- **TRY IT**:
Write every entry out again exactly, please, and skip the pictures.

--- DATA TO PROCESS Enclosed Below ---

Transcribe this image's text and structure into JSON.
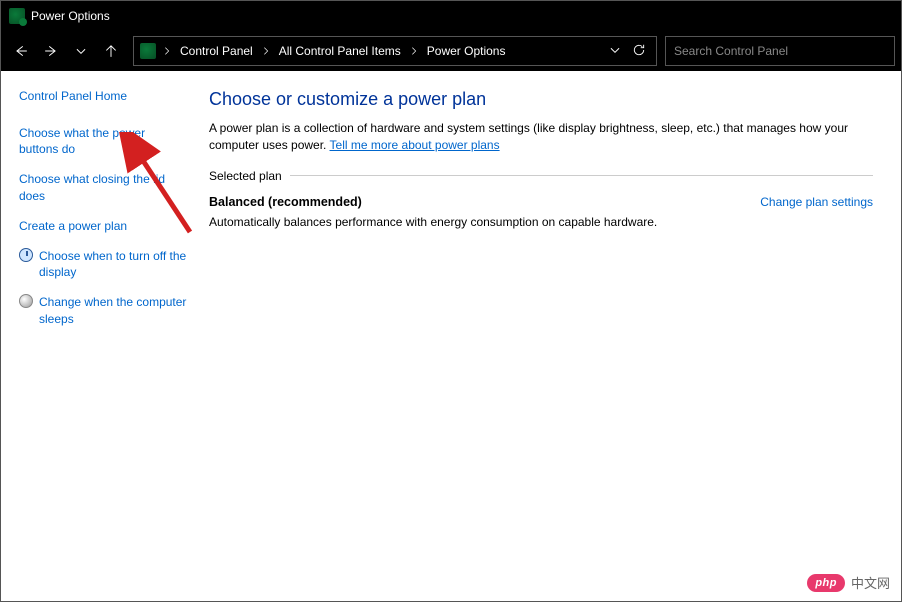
{
  "window": {
    "title": "Power Options"
  },
  "breadcrumbs": {
    "b0": "Control Panel",
    "b1": "All Control Panel Items",
    "b2": "Power Options"
  },
  "search": {
    "placeholder": "Search Control Panel"
  },
  "sidebar": {
    "home": "Control Panel Home",
    "links": {
      "l0": "Choose what the power buttons do",
      "l1": "Choose what closing the lid does",
      "l2": "Create a power plan",
      "l3": "Choose when to turn off the display",
      "l4": "Change when the computer sleeps"
    }
  },
  "main": {
    "title": "Choose or customize a power plan",
    "desc1": "A power plan is a collection of hardware and system settings (like display brightness, sleep, etc.) that manages how your computer uses power. ",
    "desc_link": "Tell me more about power plans",
    "section_label": "Selected plan",
    "plan_name": "Balanced (recommended)",
    "plan_desc": "Automatically balances performance with energy consumption on capable hardware.",
    "change_plan": "Change plan settings"
  },
  "watermark": {
    "badge": "php",
    "text": "中文网"
  },
  "colors": {
    "link": "#0066cc",
    "title": "#003399",
    "arrow": "#d32020"
  }
}
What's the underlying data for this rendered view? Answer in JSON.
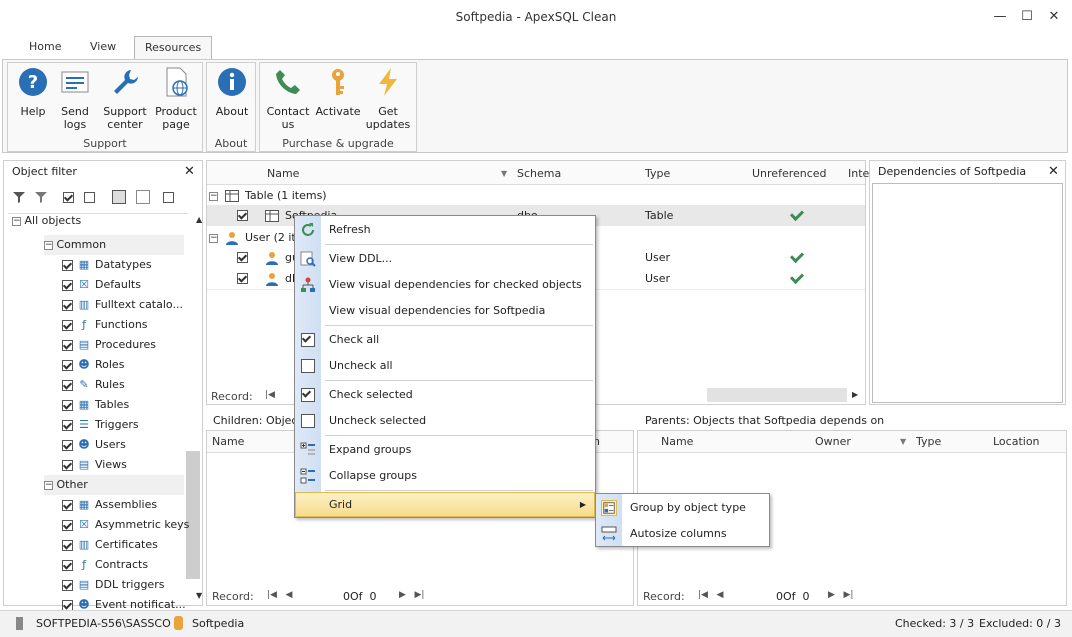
{
  "window": {
    "title": "Softpedia - ApexSQL Clean"
  },
  "ribbon_tabs": [
    "Home",
    "View",
    "Resources"
  ],
  "ribbon": {
    "support": {
      "label": "Support",
      "help": "Help",
      "send_logs_1": "Send",
      "send_logs_2": "logs",
      "support_center_1": "Support",
      "support_center_2": "center",
      "product_page_1": "Product",
      "product_page_2": "page"
    },
    "about": {
      "label": "About",
      "about": "About"
    },
    "purchase": {
      "label": "Purchase & upgrade",
      "contact_1": "Contact",
      "contact_2": "us",
      "activate": "Activate",
      "updates_1": "Get",
      "updates_2": "updates"
    }
  },
  "object_filter": {
    "title": "Object filter",
    "all_objects": "All objects",
    "common": "Common",
    "common_items": [
      "Datatypes",
      "Defaults",
      "Fulltext catalo...",
      "Functions",
      "Procedures",
      "Roles",
      "Rules",
      "Tables",
      "Triggers",
      "Users",
      "Views"
    ],
    "other": "Other",
    "other_items": [
      "Assemblies",
      "Asymmetric keys",
      "Certificates",
      "Contracts",
      "DDL triggers",
      "Event notificat..."
    ]
  },
  "grid": {
    "columns": [
      "Name",
      "Schema",
      "Type",
      "Unreferenced",
      "Inte"
    ],
    "group_table": "Table (1 items)",
    "group_user": "User (2 ite",
    "rows": [
      {
        "name": "Softpedia",
        "schema": "dbo",
        "type": "Table"
      },
      {
        "name": "gu",
        "schema": "",
        "type": "User"
      },
      {
        "name": "db",
        "schema": "",
        "type": "User"
      }
    ],
    "record_label": "Record:"
  },
  "deps": {
    "title": "Dependencies of Softpedia"
  },
  "children": {
    "title": "Children: Objec",
    "col_name": "Name",
    "col_partial": "n",
    "record_label": "Record:"
  },
  "parents": {
    "title": "Parents: Objects that Softpedia depends on",
    "columns": [
      "Name",
      "Owner",
      "Type",
      "Location"
    ],
    "record_label": "Record:",
    "counter_value": "0",
    "counter_of": "Of",
    "counter_total": "0"
  },
  "children_counter": {
    "value": "0",
    "of": "Of",
    "total": "0"
  },
  "context_menu": {
    "items": [
      "Refresh",
      "View DDL...",
      "View visual dependencies for checked objects",
      "View visual dependencies for Softpedia",
      "Check all",
      "Uncheck all",
      "Check selected",
      "Uncheck selected",
      "Expand groups",
      "Collapse groups",
      "Grid"
    ]
  },
  "submenu": {
    "items": [
      "Group by object type",
      "Autosize columns"
    ]
  },
  "statusbar": {
    "server": "SOFTPEDIA-S56\\SASSCO",
    "database": "Softpedia",
    "checked": "Checked: 3 / 3",
    "excluded": "Excluded: 0 / 3"
  },
  "colors": {
    "accent": "#3c8c53",
    "menu_highlight": "#f7dc8c",
    "selection": "#e8e8e8"
  }
}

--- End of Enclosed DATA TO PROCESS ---

- **RESULT BELOW**:
Transcribe this image's text and structure into JSON.
{
  "window": {
    "title": "Power Options"
  },
  "breadcrumbs": {
    "b0": "Control Panel",
    "b1": "All Control Panel Items",
    "b2": "Power Options"
  },
  "search": {
    "placeholder": "Search Control Panel"
  },
  "sidebar": {
    "home": "Control Panel Home",
    "links": {
      "l0": "Choose what the power buttons do",
      "l1": "Choose what closing the lid does",
      "l2": "Create a power plan",
      "l3": "Choose when to turn off the display",
      "l4": "Change when the computer sleeps"
    }
  },
  "main": {
    "title": "Choose or customize a power plan",
    "desc1": "A power plan is a collection of hardware and system settings (like display brightness, sleep, etc.) that manages how your computer uses power. ",
    "desc_link": "Tell me more about power plans",
    "section_label": "Selected plan",
    "plan_name": "Balanced (recommended)",
    "plan_desc": "Automatically balances performance with energy consumption on capable hardware.",
    "change_plan": "Change plan settings"
  },
  "watermark": {
    "badge": "php",
    "text": "中文网"
  },
  "colors": {
    "link": "#0066cc",
    "title": "#003399",
    "arrow": "#d32020"
  }
}
What's the underlying data for this rendered view? Answer in JSON.
{
  "window": {
    "title": "Softpedia - ApexSQL Clean"
  },
  "ribbon_tabs": [
    "Home",
    "View",
    "Resources"
  ],
  "ribbon": {
    "support": {
      "label": "Support",
      "help": "Help",
      "send_logs_1": "Send",
      "send_logs_2": "logs",
      "support_center_1": "Support",
      "support_center_2": "center",
      "product_page_1": "Product",
      "product_page_2": "page"
    },
    "about": {
      "label": "About",
      "about": "About"
    },
    "purchase": {
      "label": "Purchase & upgrade",
      "contact_1": "Contact",
      "contact_2": "us",
      "activate": "Activate",
      "updates_1": "Get",
      "updates_2": "updates"
    }
  },
  "object_filter": {
    "title": "Object filter",
    "all_objects": "All objects",
    "common": "Common",
    "common_items": [
      "Datatypes",
      "Defaults",
      "Fulltext catalo...",
      "Functions",
      "Procedures",
      "Roles",
      "Rules",
      "Tables",
      "Triggers",
      "Users",
      "Views"
    ],
    "other": "Other",
    "other_items": [
      "Assemblies",
      "Asymmetric keys",
      "Certificates",
      "Contracts",
      "DDL triggers",
      "Event notificat..."
    ]
  },
  "grid": {
    "columns": [
      "Name",
      "Schema",
      "Type",
      "Unreferenced",
      "Inte"
    ],
    "group_table": "Table (1 items)",
    "group_user": "User (2 ite",
    "rows": [
      {
        "name": "Softpedia",
        "schema": "dbo",
        "type": "Table"
      },
      {
        "name": "gu",
        "schema": "",
        "type": "User"
      },
      {
        "name": "db",
        "schema": "",
        "type": "User"
      }
    ],
    "record_label": "Record:"
  },
  "deps": {
    "title": "Dependencies of Softpedia"
  },
  "children": {
    "title": "Children: Objec",
    "col_name": "Name",
    "col_partial": "n",
    "record_label": "Record:"
  },
  "parents": {
    "title": "Parents: Objects that Softpedia depends on",
    "columns": [
      "Name",
      "Owner",
      "Type",
      "Location"
    ],
    "record_label": "Record:",
    "counter_value": "0",
    "counter_of": "Of",
    "counter_total": "0"
  },
  "children_counter": {
    "value": "0",
    "of": "Of",
    "total": "0"
  },
  "context_menu": {
    "items": [
      "Refresh",
      "View DDL...",
      "View visual dependencies for checked objects",
      "View visual dependencies for Softpedia",
      "Check all",
      "Uncheck all",
      "Check selected",
      "Uncheck selected",
      "Expand groups",
      "Collapse groups",
      "Grid"
    ]
  },
  "submenu": {
    "items": [
      "Group by object type",
      "Autosize columns"
    ]
  },
  "statusbar": {
    "server": "SOFTPEDIA-S56\\SASSCO",
    "database": "Softpedia",
    "checked": "Checked: 3 / 3",
    "excluded": "Excluded: 0 / 3"
  },
  "colors": {
    "accent": "#3c8c53",
    "menu_highlight": "#f7dc8c",
    "selection": "#e8e8e8"
  }
}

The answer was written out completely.